The Artstream project, Dockery said, would equip her art education students with a vehicle for providing service learning to the community.

“As a portable art studio, we’ll be able to bring hands-on projects to groups with limited or no access to art,” she said.

While the Airstream trailer hasn’t been purchased, she said that hasn’t stopped her students from pushing forward with bringing art to the community.

“Next month, we’ll launch the first phase of the Artstream project that we’re calling ‘Creativity in a Trunk,’” she said.

Her students are packing old suitcases with art supplies and lesson plans and heading out into the community.

She hopes her dream of creating the Artstream vehicle will happen soon, though the price tag may be a challenge.

“[An Airstream trailer] that’s in really bad shape can be found for around $2,000,” she said. “But a good vintage one that’s been refurbished can cost $12,000. A brand-new one can run up to $25,000, although we want a vintage one for this project.”

Why an old Airstream in particular?

“Because they’re a work of art themselves and you can’t miss them,” Dockery said. “You can’t ignore an Airstream silver bullet.”

Audience members seemed to enjoy Dockery’s presentation.

“It’s so sad that so often art programs are the first things to be cut [from public education],” Kim Lovell said. “So often people forget the importance of art in history and science.

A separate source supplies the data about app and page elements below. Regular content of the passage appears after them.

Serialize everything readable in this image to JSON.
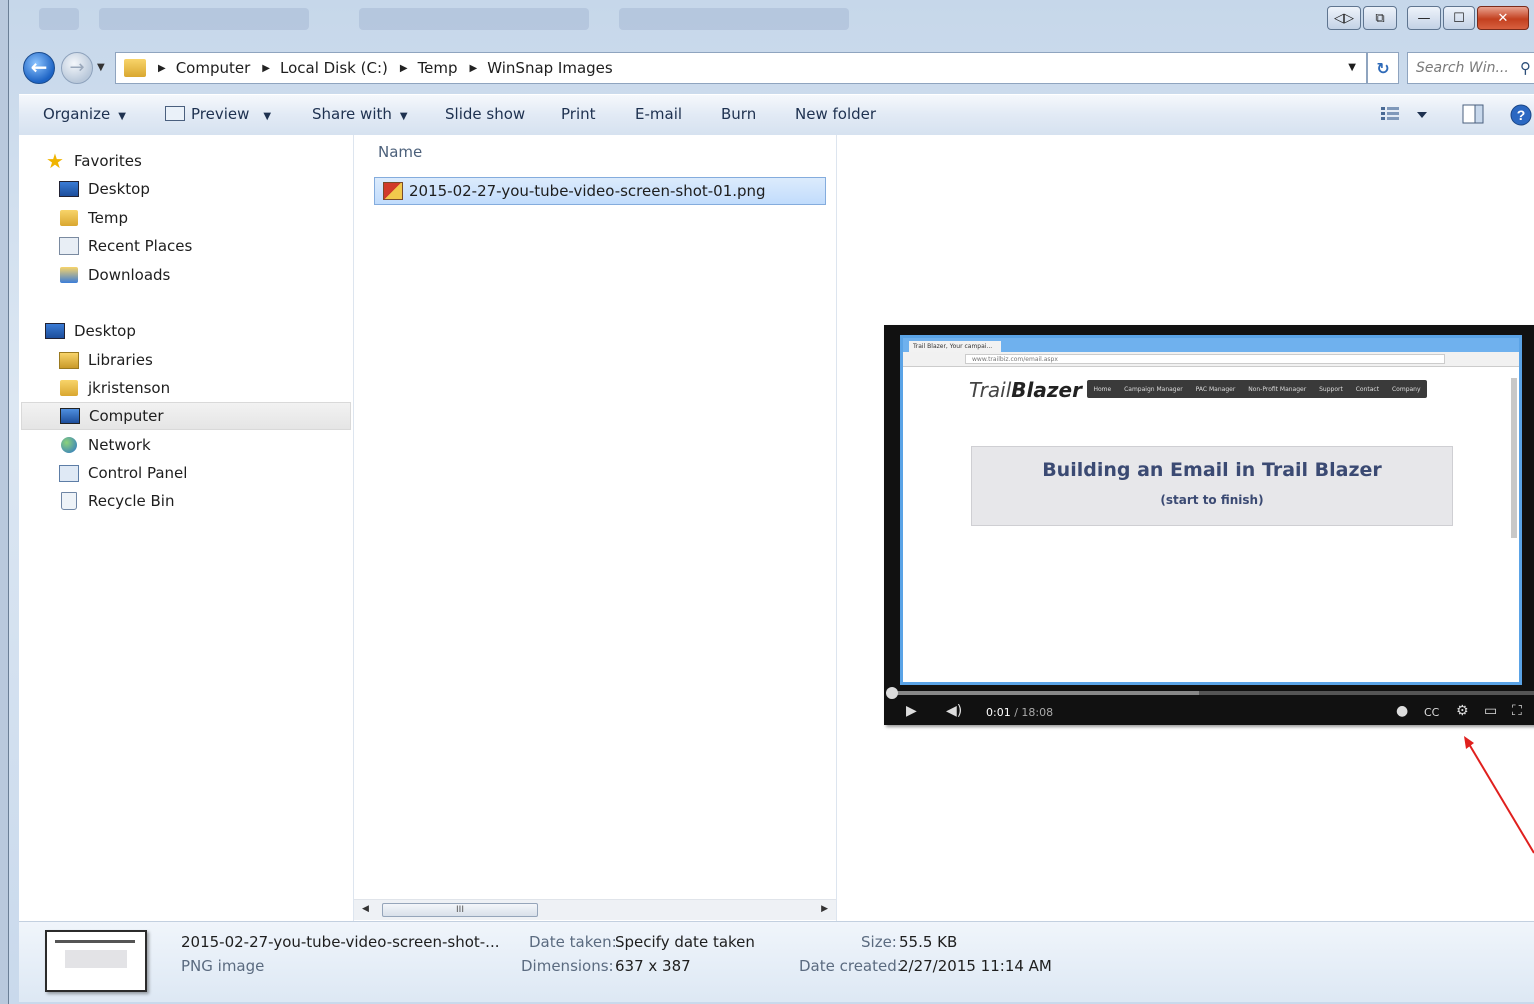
{
  "titlebar": {
    "buttons": [
      "◁▷",
      "⧉",
      "—",
      "☐",
      "✕"
    ]
  },
  "address": {
    "crumbs": [
      "Computer",
      "Local Disk (C:)",
      "Temp",
      "WinSnap Images"
    ],
    "search_placeholder": "Search Win..."
  },
  "toolbar": {
    "organize": "Organize",
    "preview": "Preview",
    "share_with": "Share with",
    "slide_show": "Slide show",
    "print": "Print",
    "email": "E-mail",
    "burn": "Burn",
    "new_folder": "New folder"
  },
  "navigation": {
    "favorites_header": "Favorites",
    "favorites": [
      {
        "label": "Desktop",
        "icon": "desktop-icon"
      },
      {
        "label": "Temp",
        "icon": "folder-icon"
      },
      {
        "label": "Recent Places",
        "icon": "recent-places-icon"
      },
      {
        "label": "Downloads",
        "icon": "downloads-icon"
      }
    ],
    "tree_header": "Desktop",
    "tree": [
      {
        "label": "Libraries",
        "icon": "libraries-icon"
      },
      {
        "label": "jkristenson",
        "icon": "user-folder-icon"
      },
      {
        "label": "Computer",
        "icon": "computer-icon",
        "selected": true
      },
      {
        "label": "Network",
        "icon": "network-icon"
      },
      {
        "label": "Control Panel",
        "icon": "control-panel-icon"
      },
      {
        "label": "Recycle Bin",
        "icon": "recycle-bin-icon"
      }
    ]
  },
  "files": {
    "column_name": "Name",
    "items": [
      {
        "name": "2015-02-27-you-tube-video-screen-shot-01.png",
        "selected": true
      }
    ],
    "scroll_grip": "III"
  },
  "preview_image": {
    "tab_text": "Trail Blazer, Your campai...",
    "url_text": "www.trailbiz.com/email.aspx",
    "logo_light": "Trail",
    "logo_bold": "Blazer",
    "nav_items": [
      "Home",
      "Campaign Manager",
      "PAC Manager",
      "Non-Profit Manager",
      "Support",
      "Contact",
      "Company"
    ],
    "heading": "Building an Email in Trail Blazer",
    "subheading": "(start to finish)",
    "time_current": "0:01",
    "time_total": " / 18:08",
    "progress_fraction": 0.48
  },
  "details": {
    "filename": "2015-02-27-you-tube-video-screen-shot-...",
    "filetype": "PNG image",
    "date_taken_label": "Date taken:",
    "date_taken_value": "Specify date taken",
    "dimensions_label": "Dimensions:",
    "dimensions_value": "637 x 387",
    "size_label": "Size:",
    "size_value": "55.5 KB",
    "date_created_label": "Date created:",
    "date_created_value": "2/27/2015 11:14 AM"
  },
  "colors": {
    "selection": "#c1dcfc",
    "annotation_arrow": "#e0201e",
    "video_heading": "#3b4a73"
  }
}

“Something like this [Artstream project] would be so great in bringing an awareness of the importance of art to the community.”

Anyone interested can follow the Artstream project online at www.theartstreamproject.blogspot.com.

The North Georgia Community Connections lecture series continues at 6:30 p.m. next Wednesday at Hampton Park Library with “Leadership in Uncertain Times.”